Items from an interface collection:

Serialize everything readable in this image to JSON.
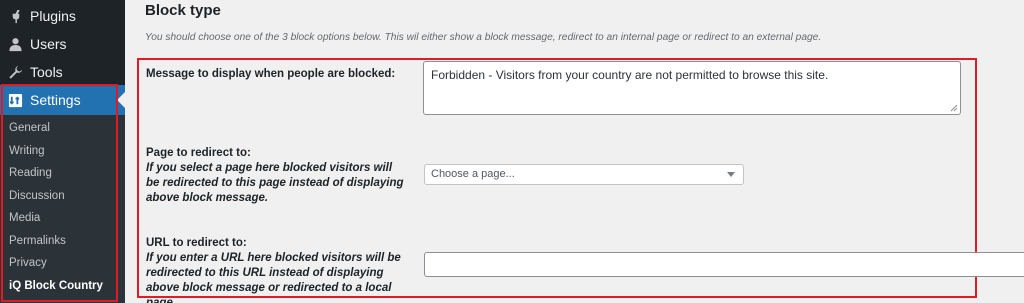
{
  "sidebar": {
    "items": [
      {
        "label": "Plugins",
        "icon": "plug-icon"
      },
      {
        "label": "Users",
        "icon": "user-icon"
      },
      {
        "label": "Tools",
        "icon": "wrench-icon"
      },
      {
        "label": "Settings",
        "icon": "settings-icon"
      }
    ],
    "submenu": [
      "General",
      "Writing",
      "Reading",
      "Discussion",
      "Media",
      "Permalinks",
      "Privacy",
      "iQ Block Country"
    ]
  },
  "main": {
    "title": "Block type",
    "description": "You should choose one of the 3 block options below. This wil either show a block message, redirect to an internal page or redirect to an external page.",
    "message_label": "Message to display when people are blocked:",
    "message_value": "Forbidden - Visitors from your country are not permitted to browse this site.",
    "page_label": "Page to redirect to:",
    "page_hint": "If you select a page here blocked visitors will be redirected to this page instead of displaying above block message.",
    "page_select_value": "Choose a page...",
    "url_label": "URL to redirect to:",
    "url_hint": "If you enter a URL here blocked visitors will be redirected to this URL instead of displaying above block message or redirected to a local page.",
    "url_value": ""
  },
  "colors": {
    "sidebar_bg": "#1d2327",
    "active_bg": "#2271b1",
    "highlight": "#e01b24"
  }
}
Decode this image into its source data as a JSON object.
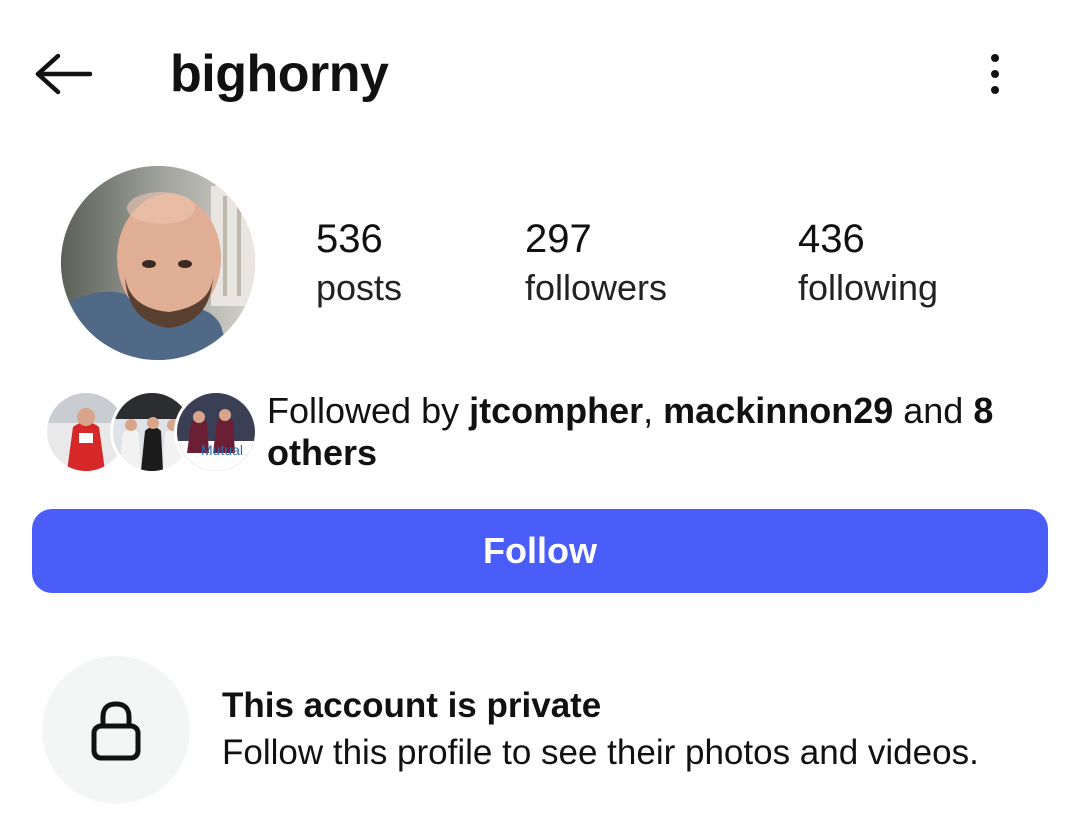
{
  "header": {
    "back_icon": "arrow-left-icon",
    "username": "bighorny",
    "menu_icon": "more-vertical-icon"
  },
  "profile": {
    "avatar_icon": "profile-photo",
    "stats": {
      "posts": {
        "count": "536",
        "label": "posts"
      },
      "followers": {
        "count": "297",
        "label": "followers"
      },
      "following": {
        "count": "436",
        "label": "following"
      }
    }
  },
  "mutuals": {
    "prefix": "Followed by ",
    "user1": "jtcompher",
    "separator": ", ",
    "user2": "mackinnon29",
    "and_text": " and ",
    "others": "8 others",
    "avatar_overlay_text": "Mutual"
  },
  "follow_button": {
    "label": "Follow",
    "color": "#4a5df9"
  },
  "private_notice": {
    "icon": "lock-icon",
    "title": "This account is private",
    "subtitle": "Follow this profile to see their photos and videos."
  }
}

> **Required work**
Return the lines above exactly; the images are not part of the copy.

> **Solution**
Serialize everything readable in this image to JSON.
{
  "sidebar": {
    "items": [
      {
        "label": "Plugins",
        "icon": "plug-icon"
      },
      {
        "label": "Users",
        "icon": "user-icon"
      },
      {
        "label": "Tools",
        "icon": "wrench-icon"
      },
      {
        "label": "Settings",
        "icon": "settings-icon"
      }
    ],
    "submenu": [
      "General",
      "Writing",
      "Reading",
      "Discussion",
      "Media",
      "Permalinks",
      "Privacy",
      "iQ Block Country"
    ]
  },
  "main": {
    "title": "Block type",
    "description": "You should choose one of the 3 block options below. This wil either show a block message, redirect to an internal page or redirect to an external page.",
    "message_label": "Message to display when people are blocked:",
    "message_value": "Forbidden - Visitors from your country are not permitted to browse this site.",
    "page_label": "Page to redirect to:",
    "page_hint": "If you select a page here blocked visitors will be redirected to this page instead of displaying above block message.",
    "page_select_value": "Choose a page...",
    "url_label": "URL to redirect to:",
    "url_hint": "If you enter a URL here blocked visitors will be redirected to this URL instead of displaying above block message or redirected to a local page.",
    "url_value": ""
  },
  "colors": {
    "sidebar_bg": "#1d2327",
    "active_bg": "#2271b1",
    "highlight": "#e01b24"
  }
}
Decode this image into its source data as a JSON object.
{
  "header": {
    "back_icon": "arrow-left-icon",
    "username": "bighorny",
    "menu_icon": "more-vertical-icon"
  },
  "profile": {
    "avatar_icon": "profile-photo",
    "stats": {
      "posts": {
        "count": "536",
        "label": "posts"
      },
      "followers": {
        "count": "297",
        "label": "followers"
      },
      "following": {
        "count": "436",
        "label": "following"
      }
    }
  },
  "mutuals": {
    "prefix": "Followed by ",
    "user1": "jtcompher",
    "separator": ", ",
    "user2": "mackinnon29",
    "and_text": " and ",
    "others": "8 others",
    "avatar_overlay_text": "Mutual"
  },
  "follow_button": {
    "label": "Follow",
    "color": "#4a5df9"
  },
  "private_notice": {
    "icon": "lock-icon",
    "title": "This account is private",
    "subtitle": "Follow this profile to see their photos and videos."
  }
}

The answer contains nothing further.